Goal of the exercise
Start to finish, retype the entries exactly while omitting the pictures.

Material to process

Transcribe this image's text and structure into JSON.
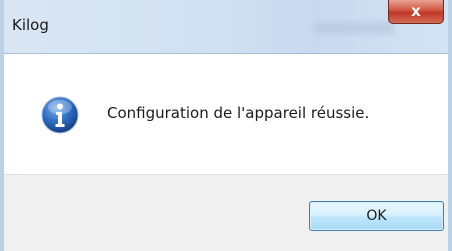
{
  "window": {
    "title": "Kilog",
    "close_label": "x"
  },
  "dialog": {
    "icon": "information-icon",
    "message": "Configuration de l'appareil réussie."
  },
  "buttons": {
    "ok_label": "OK"
  },
  "colors": {
    "titlebar": "#d2e1f1",
    "close_button": "#c7442f",
    "footer": "#f0f0f0",
    "ok_border": "#3c7fb1",
    "info_icon": "#1f5fb4"
  }
}
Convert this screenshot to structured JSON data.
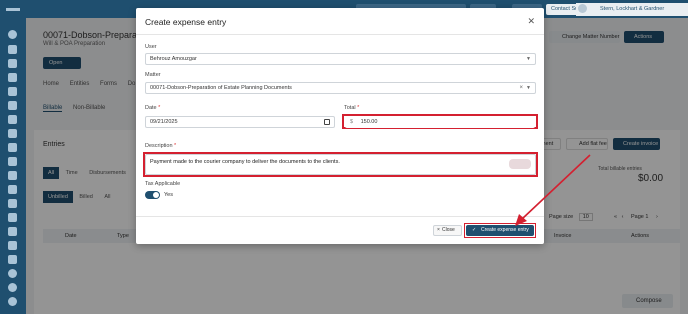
{
  "topbar": {
    "contact_support": "Contact Support",
    "firm_name": "Stern, Lockhart & Gardner"
  },
  "background": {
    "matter_title": "00071-Dobson-Preparation",
    "matter_subtitle": "Will & POA Preparation",
    "open_button": "Open",
    "tabs": [
      "Home",
      "Entities",
      "Forms",
      "Do"
    ],
    "change_matter_number": "Change Matter Number",
    "actions": "Actions",
    "billing_tabs": [
      "Billable",
      "Non-Billable"
    ],
    "entries_heading": "Entries",
    "filter_tabs": [
      "All",
      "Time",
      "Disbursements"
    ],
    "billed_tabs": [
      "Unbilled",
      "Billed",
      "All"
    ],
    "payment_button": "ment",
    "add_flat_fee": "Add flat fee",
    "create_invoice": "Create invoice",
    "total_label": "Total billable entries",
    "total_value": "$0.00",
    "page_size_label": "Page size",
    "page_size_value": "10",
    "pager_label": "Page 1",
    "table_headers": [
      "Date",
      "Type",
      "Invoice",
      "Actions"
    ],
    "compose": "Compose"
  },
  "modal": {
    "title": "Create expense entry",
    "user_label": "User",
    "user_value": "Behrouz Amouzgar",
    "matter_label": "Matter",
    "matter_value": "00071-Dobson-Preparation of Estate Planning Documents",
    "date_label": "Date",
    "date_value": "09/21/2025",
    "total_label": "Total",
    "total_currency": "$",
    "total_value": "150.00",
    "description_label": "Description",
    "description_value": "Payment made to the courier company to deliver the documents to the clients.",
    "tax_label": "Tax Applicable",
    "tax_value": "Yes",
    "close_button": "Close",
    "create_button": "Create expense entry",
    "required_mark": "*"
  },
  "colors": {
    "primary": "#1f4f6f",
    "highlight": "#d42030"
  }
}
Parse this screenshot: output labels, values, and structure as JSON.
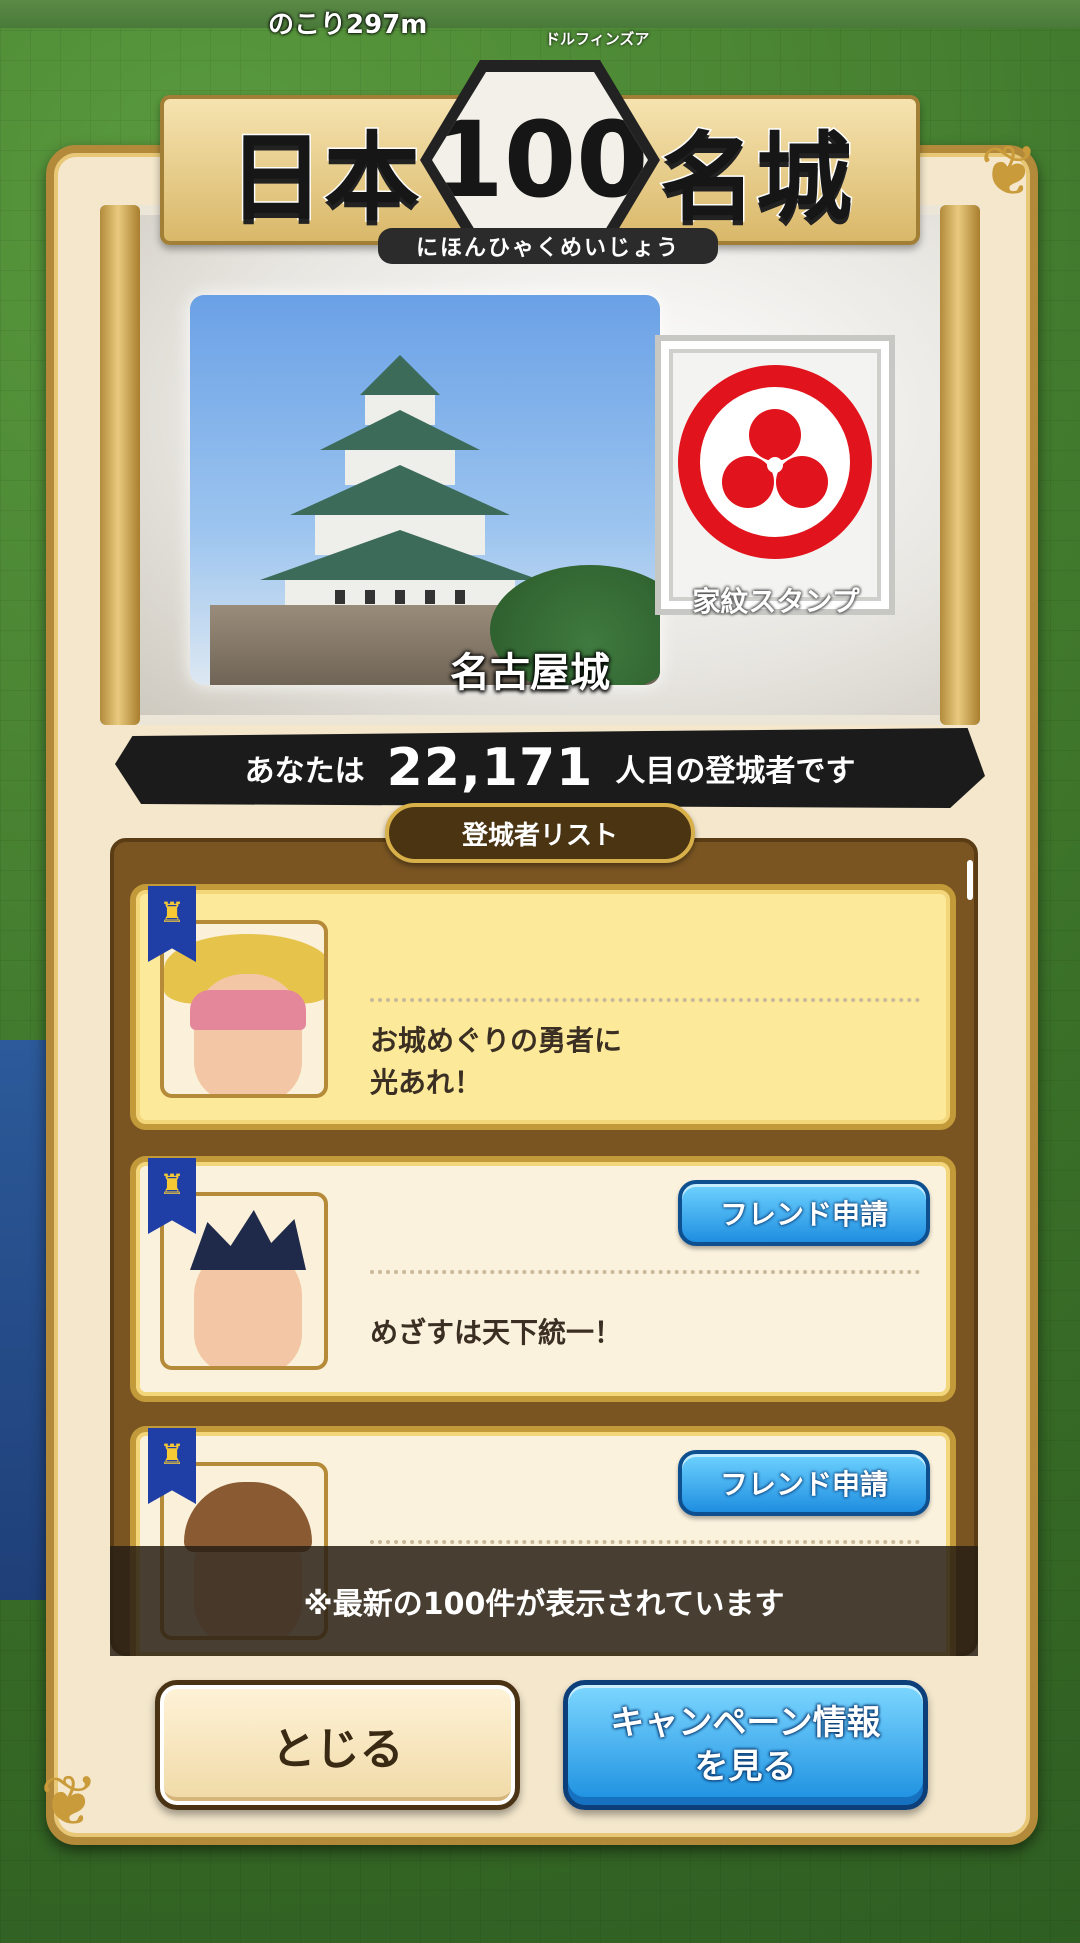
{
  "map": {
    "remaining_label": "のこり297m",
    "place_label": "ドルフィンズア"
  },
  "title": {
    "left": "日本",
    "number": "100",
    "right": "名城",
    "ruby": "にほんひゃくめいじょう"
  },
  "castle": {
    "name": "名古屋城",
    "stamp_label": "家紋スタンプ"
  },
  "visitor": {
    "prefix": "あなたは",
    "number": "22,171",
    "suffix": "人目の登城者です"
  },
  "list": {
    "tab_label": "登城者リスト",
    "entries": [
      {
        "message": "お城めぐりの勇者に\n光あれ！",
        "friend_button": ""
      },
      {
        "message": "めざすは天下統一！",
        "friend_button": "フレンド申請"
      },
      {
        "message": "",
        "friend_button": "フレンド申請"
      }
    ],
    "note": "※最新の100件が表示されています"
  },
  "buttons": {
    "close": "とじる",
    "campaign": "キャンペーン情報\nを見る"
  },
  "colors": {
    "panel": "#f4e7cc",
    "crest_red": "#e1141d",
    "button_blue": "#1f8ee0"
  }
}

Task output
Transcribe this image's text and structure into JSON.
{
  "window": {
    "title": "Kilog",
    "close_label": "x"
  },
  "dialog": {
    "icon": "information-icon",
    "message": "Configuration de l'appareil réussie."
  },
  "buttons": {
    "ok_label": "OK"
  },
  "colors": {
    "titlebar": "#d2e1f1",
    "close_button": "#c7442f",
    "footer": "#f0f0f0",
    "ok_border": "#3c7fb1",
    "info_icon": "#1f5fb4"
  }
}
Convert this screenshot to structured JSON data.
{
  "topbar": {
    "contact_support": "Contact Support",
    "firm_name": "Stern, Lockhart & Gardner"
  },
  "background": {
    "matter_title": "00071-Dobson-Preparation",
    "matter_subtitle": "Will & POA Preparation",
    "open_button": "Open",
    "tabs": [
      "Home",
      "Entities",
      "Forms",
      "Do"
    ],
    "change_matter_number": "Change Matter Number",
    "actions": "Actions",
    "billing_tabs": [
      "Billable",
      "Non-Billable"
    ],
    "entries_heading": "Entries",
    "filter_tabs": [
      "All",
      "Time",
      "Disbursements"
    ],
    "billed_tabs": [
      "Unbilled",
      "Billed",
      "All"
    ],
    "payment_button": "ment",
    "add_flat_fee": "Add flat fee",
    "create_invoice": "Create invoice",
    "total_label": "Total billable entries",
    "total_value": "$0.00",
    "page_size_label": "Page size",
    "page_size_value": "10",
    "pager_label": "Page 1",
    "table_headers": [
      "Date",
      "Type",
      "Invoice",
      "Actions"
    ],
    "compose": "Compose"
  },
  "modal": {
    "title": "Create expense entry",
    "user_label": "User",
    "user_value": "Behrouz Amouzgar",
    "matter_label": "Matter",
    "matter_value": "00071-Dobson-Preparation of Estate Planning Documents",
    "date_label": "Date",
    "date_value": "09/21/2025",
    "total_label": "Total",
    "total_currency": "$",
    "total_value": "150.00",
    "description_label": "Description",
    "description_value": "Payment made to the courier company to deliver the documents to the clients.",
    "tax_label": "Tax Applicable",
    "tax_value": "Yes",
    "close_button": "Close",
    "create_button": "Create expense entry",
    "required_mark": "*"
  },
  "colors": {
    "primary": "#1f4f6f",
    "highlight": "#d42030"
  }
}
Parse this screenshot: output labels, values, and structure as JSON.
{
  "map": {
    "remaining_label": "のこり297m",
    "place_label": "ドルフィンズア"
  },
  "title": {
    "left": "日本",
    "number": "100",
    "right": "名城",
    "ruby": "にほんひゃくめいじょう"
  },
  "castle": {
    "name": "名古屋城",
    "stamp_label": "家紋スタンプ"
  },
  "visitor": {
    "prefix": "あなたは",
    "number": "22,171",
    "suffix": "人目の登城者です"
  },
  "list": {
    "tab_label": "登城者リスト",
    "entries": [
      {
        "message": "お城めぐりの勇者に\n光あれ！",
        "friend_button": ""
      },
      {
        "message": "めざすは天下統一！",
        "friend_button": "フレンド申請"
      },
      {
        "message": "",
        "friend_button": "フレンド申請"
      }
    ],
    "note": "※最新の100件が表示されています"
  },
  "buttons": {
    "close": "とじる",
    "campaign": "キャンペーン情報\nを見る"
  },
  "colors": {
    "panel": "#f4e7cc",
    "crest_red": "#e1141d",
    "button_blue": "#1f8ee0"
  }
}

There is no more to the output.